Every line between the one containing "What data populates" and the last line of the data, both included, is to be set down exactly, and pictures are to be omitted.
----- RECORD EXCERPTS -----
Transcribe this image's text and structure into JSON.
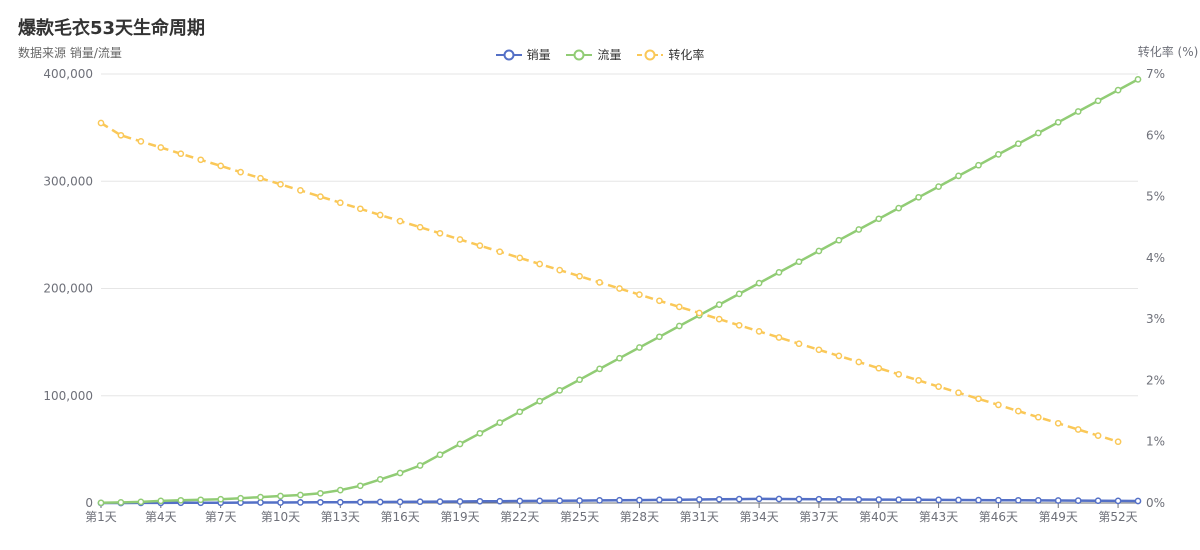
{
  "chart_data": {
    "type": "line",
    "title": "爆款毛衣53天生命周期",
    "subtitle": "数据来源   销量/流量",
    "ylabel_right": "转化率 (%)",
    "x": [
      "第1天",
      "第2天",
      "第3天",
      "第4天",
      "第5天",
      "第6天",
      "第7天",
      "第8天",
      "第9天",
      "第10天",
      "第11天",
      "第12天",
      "第13天",
      "第14天",
      "第15天",
      "第16天",
      "第17天",
      "第18天",
      "第19天",
      "第20天",
      "第21天",
      "第22天",
      "第23天",
      "第24天",
      "第25天",
      "第26天",
      "第27天",
      "第28天",
      "第29天",
      "第30天",
      "第31天",
      "第32天",
      "第33天",
      "第34天",
      "第35天",
      "第36天",
      "第37天",
      "第38天",
      "第39天",
      "第40天",
      "第41天",
      "第42天",
      "第43天",
      "第44天",
      "第45天",
      "第46天",
      "第47天",
      "第48天",
      "第49天",
      "第50天",
      "第51天",
      "第52天",
      "第53天"
    ],
    "x_tick_labels": [
      "第1天",
      "第4天",
      "第7天",
      "第10天",
      "第13天",
      "第16天",
      "第19天",
      "第22天",
      "第25天",
      "第28天",
      "第31天",
      "第34天",
      "第37天",
      "第40天",
      "第43天",
      "第46天",
      "第49天",
      "第52天"
    ],
    "y_left": {
      "min": 0,
      "max": 400000,
      "ticks": [
        "0",
        "100,000",
        "200,000",
        "300,000",
        "400,000"
      ]
    },
    "y_right": {
      "min": 0,
      "max": 7,
      "ticks": [
        "0%",
        "1%",
        "2%",
        "3%",
        "4%",
        "5%",
        "6%",
        "7%"
      ]
    },
    "grid": true,
    "legend_position": "top-center",
    "series": [
      {
        "name": "销量",
        "axis": "left",
        "color": "#5470c6",
        "dashed": false,
        "values": [
          0,
          30,
          70,
          110,
          160,
          220,
          280,
          350,
          420,
          500,
          580,
          670,
          760,
          860,
          960,
          1070,
          1180,
          1300,
          1420,
          1550,
          1680,
          1820,
          1960,
          2110,
          2260,
          2420,
          2580,
          2750,
          2920,
          3100,
          3280,
          3470,
          3660,
          3850,
          3700,
          3600,
          3500,
          3400,
          3300,
          3200,
          3100,
          3000,
          2900,
          2800,
          2700,
          2600,
          2500,
          2400,
          2300,
          2200,
          2100,
          2000,
          1900
        ]
      },
      {
        "name": "流量",
        "axis": "left",
        "color": "#91cc75",
        "dashed": false,
        "values": [
          200,
          600,
          1000,
          2000,
          2500,
          3000,
          3500,
          4500,
          5500,
          6500,
          7500,
          9000,
          12000,
          16000,
          22000,
          28000,
          35000,
          45000,
          55000,
          65000,
          75000,
          85000,
          95000,
          105000,
          115000,
          125000,
          135000,
          145000,
          155000,
          165000,
          175000,
          185000,
          195000,
          205000,
          215000,
          225000,
          235000,
          245000,
          255000,
          265000,
          275000,
          285000,
          295000,
          305000,
          315000,
          325000,
          335000,
          345000,
          355000,
          365000,
          375000,
          385000,
          395000
        ]
      },
      {
        "name": "转化率",
        "axis": "right",
        "color": "#fac858",
        "dashed": true,
        "values": [
          6.2,
          6.0,
          5.9,
          5.8,
          5.7,
          5.6,
          5.5,
          5.4,
          5.3,
          5.2,
          5.1,
          5.0,
          4.9,
          4.8,
          4.7,
          4.6,
          4.5,
          4.4,
          4.3,
          4.2,
          4.1,
          4.0,
          3.9,
          3.8,
          3.7,
          3.6,
          3.5,
          3.4,
          3.3,
          3.2,
          3.1,
          3.0,
          2.9,
          2.8,
          2.7,
          2.6,
          2.5,
          2.4,
          2.3,
          2.2,
          2.1,
          2.0,
          1.9,
          1.8,
          1.7,
          1.6,
          1.5,
          1.4,
          1.3,
          1.2,
          1.1,
          1.0
        ]
      }
    ]
  }
}
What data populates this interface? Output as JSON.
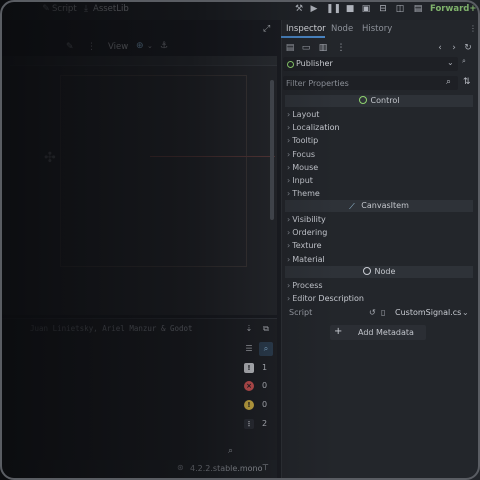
{
  "topbar": {
    "script_label": "Script",
    "assetlib_label": "AssetLib",
    "renderer_label": "Forward+"
  },
  "viewport": {
    "view_menu_label": "View"
  },
  "output": {
    "log_line": "Juan Linietsky, Ariel Manzur & Godot",
    "counts": {
      "messages": "1",
      "errors": "0",
      "warnings": "0",
      "info": "2"
    }
  },
  "status": {
    "version": "4.2.2.stable.mono"
  },
  "inspector": {
    "tabs": [
      "Inspector",
      "Node",
      "History"
    ],
    "selected_node": "Publisher",
    "filter_placeholder": "Filter Properties",
    "sections": [
      {
        "title": "Control",
        "items": [
          "Layout",
          "Localization",
          "Tooltip",
          "Focus",
          "Mouse",
          "Input",
          "Theme"
        ]
      },
      {
        "title": "CanvasItem",
        "items": [
          "Visibility",
          "Ordering",
          "Texture",
          "Material"
        ]
      },
      {
        "title": "Node",
        "items": [
          "Process",
          "Editor Description"
        ]
      }
    ],
    "script_label": "Script",
    "script_value": "CustomSignal.cs",
    "add_metadata_label": "Add Metadata"
  },
  "colors": {
    "accent": "#4a86c5",
    "node_green": "#8fd36f",
    "renderer_green": "#7fb26b",
    "error_red": "#e05a5a",
    "warning_yellow": "#e6c34a"
  }
}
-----
EXERCISE RESPONSE →
What data populates this interface? Output as JSON.
{
  "topbar": {
    "script_label": "Script",
    "assetlib_label": "AssetLib",
    "renderer_label": "Forward+"
  },
  "viewport": {
    "view_menu_label": "View"
  },
  "output": {
    "log_line": "Juan Linietsky, Ariel Manzur & Godot",
    "counts": {
      "messages": "1",
      "errors": "0",
      "warnings": "0",
      "info": "2"
    }
  },
  "status": {
    "version": "4.2.2.stable.mono"
  },
  "inspector": {
    "tabs": [
      "Inspector",
      "Node",
      "History"
    ],
    "selected_node": "Publisher",
    "filter_placeholder": "Filter Properties",
    "sections": [
      {
        "title": "Control",
        "items": [
          "Layout",
          "Localization",
          "Tooltip",
          "Focus",
          "Mouse",
          "Input",
          "Theme"
        ]
      },
      {
        "title": "CanvasItem",
        "items": [
          "Visibility",
          "Ordering",
          "Texture",
          "Material"
        ]
      },
      {
        "title": "Node",
        "items": [
          "Process",
          "Editor Description"
        ]
      }
    ],
    "script_label": "Script",
    "script_value": "CustomSignal.cs",
    "add_metadata_label": "Add Metadata"
  },
  "colors": {
    "accent": "#4a86c5",
    "node_green": "#8fd36f",
    "renderer_green": "#7fb26b",
    "error_red": "#e05a5a",
    "warning_yellow": "#e6c34a"
  }
}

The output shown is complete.